### Directions for this task
Write out every record below exactly, leaving the pictures out.

___ Data provided

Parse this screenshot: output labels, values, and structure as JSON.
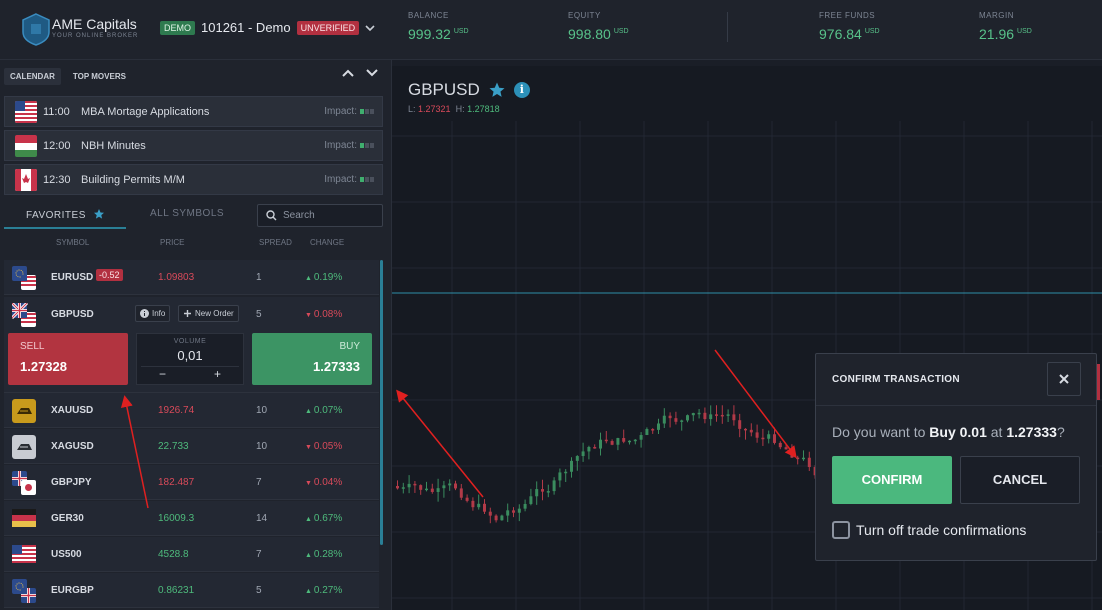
{
  "header": {
    "brand": "AME Capitals",
    "tagline": "YOUR ONLINE BROKER",
    "demo_badge": "DEMO",
    "account": "101261 - Demo",
    "unverified_badge": "UNVERIFIED",
    "stats": [
      {
        "label": "BALANCE",
        "value": "999.32",
        "unit": "USD"
      },
      {
        "label": "EQUITY",
        "value": "998.80",
        "unit": "USD"
      },
      {
        "label": "FREE FUNDS",
        "value": "976.84",
        "unit": "USD"
      },
      {
        "label": "MARGIN",
        "value": "21.96",
        "unit": "USD"
      }
    ]
  },
  "calendar": {
    "tabs": [
      "CALENDAR",
      "TOP MOVERS"
    ],
    "events": [
      {
        "flag": "us-flag-icon",
        "time": "11:00",
        "title": "MBA Mortage Applications",
        "impact_label": "Impact:"
      },
      {
        "flag": "hungary-flag-icon",
        "time": "12:00",
        "title": "NBH Minutes",
        "impact_label": "Impact:"
      },
      {
        "flag": "canada-flag-icon",
        "time": "12:30",
        "title": "Building Permits M/M",
        "impact_label": "Impact:"
      }
    ]
  },
  "symbols": {
    "tab_favorites": "FAVORITES",
    "tab_all": "ALL SYMBOLS",
    "search_placeholder": "Search",
    "columns": [
      "SYMBOL",
      "PRICE",
      "SPREAD",
      "CHANGE"
    ],
    "rows": [
      {
        "icon": "eur-usd-flags-icon",
        "symbol": "EURUSD",
        "badge": "-0.52",
        "price": "1.09803",
        "spread": "1",
        "change": "0.19%",
        "dir": "up"
      },
      {
        "icon": "gbp-usd-flags-icon",
        "symbol": "GBPUSD",
        "price": "",
        "spread": "5",
        "change": "0.08%",
        "dir": "down"
      },
      {
        "icon": "gold-bar-icon",
        "symbol": "XAUUSD",
        "price": "1926.74",
        "spread": "10",
        "change": "0.07%",
        "dir": "up"
      },
      {
        "icon": "silver-bar-icon",
        "symbol": "XAGUSD",
        "price": "22.733",
        "spread": "10",
        "change": "0.05%",
        "dir": "down"
      },
      {
        "icon": "gbp-jpy-flags-icon",
        "symbol": "GBPJPY",
        "price": "182.487",
        "spread": "7",
        "change": "0.04%",
        "dir": "down"
      },
      {
        "icon": "germany-flag-icon",
        "symbol": "GER30",
        "price": "16009.3",
        "spread": "14",
        "change": "0.67%",
        "dir": "up"
      },
      {
        "icon": "us-flag-icon",
        "symbol": "US500",
        "price": "4528.8",
        "spread": "7",
        "change": "0.28%",
        "dir": "up"
      },
      {
        "icon": "eur-gbp-flags-icon",
        "symbol": "EURGBP",
        "price": "0.86231",
        "spread": "5",
        "change": "0.27%",
        "dir": "up"
      }
    ],
    "expanded": {
      "info_label": "Info",
      "new_order_label": "New Order",
      "sell_label": "SELL",
      "sell_price": "1.27328",
      "buy_label": "BUY",
      "buy_price": "1.27333",
      "volume_label": "VOLUME",
      "volume": "0,01",
      "minus": "−",
      "plus": "+"
    }
  },
  "chart": {
    "symbol": "GBPUSD",
    "low_label": "L:",
    "low": "1.27321",
    "high_label": "H:",
    "high": "1.27818"
  },
  "dialog": {
    "title": "CONFIRM TRANSACTION",
    "q_prefix": "Do you want to",
    "q_action": "Buy 0.01",
    "q_at": "at",
    "q_price": "1.27333",
    "q_suffix": "?",
    "confirm": "CONFIRM",
    "cancel": "CANCEL",
    "checkbox_label": "Turn off trade confirmations"
  },
  "colors": {
    "green": "#4eba7c",
    "red": "#d84a5a",
    "accent": "#2a7f96"
  }
}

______

### Reply
Parse this screenshot: output labels, values, and structure as JSON.
{
  "header": {
    "brand": "AME Capitals",
    "tagline": "YOUR ONLINE BROKER",
    "demo_badge": "DEMO",
    "account": "101261 - Demo",
    "unverified_badge": "UNVERIFIED",
    "stats": [
      {
        "label": "BALANCE",
        "value": "999.32",
        "unit": "USD"
      },
      {
        "label": "EQUITY",
        "value": "998.80",
        "unit": "USD"
      },
      {
        "label": "FREE FUNDS",
        "value": "976.84",
        "unit": "USD"
      },
      {
        "label": "MARGIN",
        "value": "21.96",
        "unit": "USD"
      }
    ]
  },
  "calendar": {
    "tabs": [
      "CALENDAR",
      "TOP MOVERS"
    ],
    "events": [
      {
        "flag": "us-flag-icon",
        "time": "11:00",
        "title": "MBA Mortage Applications",
        "impact_label": "Impact:"
      },
      {
        "flag": "hungary-flag-icon",
        "time": "12:00",
        "title": "NBH Minutes",
        "impact_label": "Impact:"
      },
      {
        "flag": "canada-flag-icon",
        "time": "12:30",
        "title": "Building Permits M/M",
        "impact_label": "Impact:"
      }
    ]
  },
  "symbols": {
    "tab_favorites": "FAVORITES",
    "tab_all": "ALL SYMBOLS",
    "search_placeholder": "Search",
    "columns": [
      "SYMBOL",
      "PRICE",
      "SPREAD",
      "CHANGE"
    ],
    "rows": [
      {
        "icon": "eur-usd-flags-icon",
        "symbol": "EURUSD",
        "badge": "-0.52",
        "price": "1.09803",
        "spread": "1",
        "change": "0.19%",
        "dir": "up"
      },
      {
        "icon": "gbp-usd-flags-icon",
        "symbol": "GBPUSD",
        "price": "",
        "spread": "5",
        "change": "0.08%",
        "dir": "down"
      },
      {
        "icon": "gold-bar-icon",
        "symbol": "XAUUSD",
        "price": "1926.74",
        "spread": "10",
        "change": "0.07%",
        "dir": "up"
      },
      {
        "icon": "silver-bar-icon",
        "symbol": "XAGUSD",
        "price": "22.733",
        "spread": "10",
        "change": "0.05%",
        "dir": "down"
      },
      {
        "icon": "gbp-jpy-flags-icon",
        "symbol": "GBPJPY",
        "price": "182.487",
        "spread": "7",
        "change": "0.04%",
        "dir": "down"
      },
      {
        "icon": "germany-flag-icon",
        "symbol": "GER30",
        "price": "16009.3",
        "spread": "14",
        "change": "0.67%",
        "dir": "up"
      },
      {
        "icon": "us-flag-icon",
        "symbol": "US500",
        "price": "4528.8",
        "spread": "7",
        "change": "0.28%",
        "dir": "up"
      },
      {
        "icon": "eur-gbp-flags-icon",
        "symbol": "EURGBP",
        "price": "0.86231",
        "spread": "5",
        "change": "0.27%",
        "dir": "up"
      }
    ],
    "expanded": {
      "info_label": "Info",
      "new_order_label": "New Order",
      "sell_label": "SELL",
      "sell_price": "1.27328",
      "buy_label": "BUY",
      "buy_price": "1.27333",
      "volume_label": "VOLUME",
      "volume": "0,01",
      "minus": "−",
      "plus": "+"
    }
  },
  "chart": {
    "symbol": "GBPUSD",
    "low_label": "L:",
    "low": "1.27321",
    "high_label": "H:",
    "high": "1.27818"
  },
  "dialog": {
    "title": "CONFIRM TRANSACTION",
    "q_prefix": "Do you want to",
    "q_action": "Buy 0.01",
    "q_at": "at",
    "q_price": "1.27333",
    "q_suffix": "?",
    "confirm": "CONFIRM",
    "cancel": "CANCEL",
    "checkbox_label": "Turn off trade confirmations"
  },
  "colors": {
    "green": "#4eba7c",
    "red": "#d84a5a",
    "accent": "#2a7f96"
  }
}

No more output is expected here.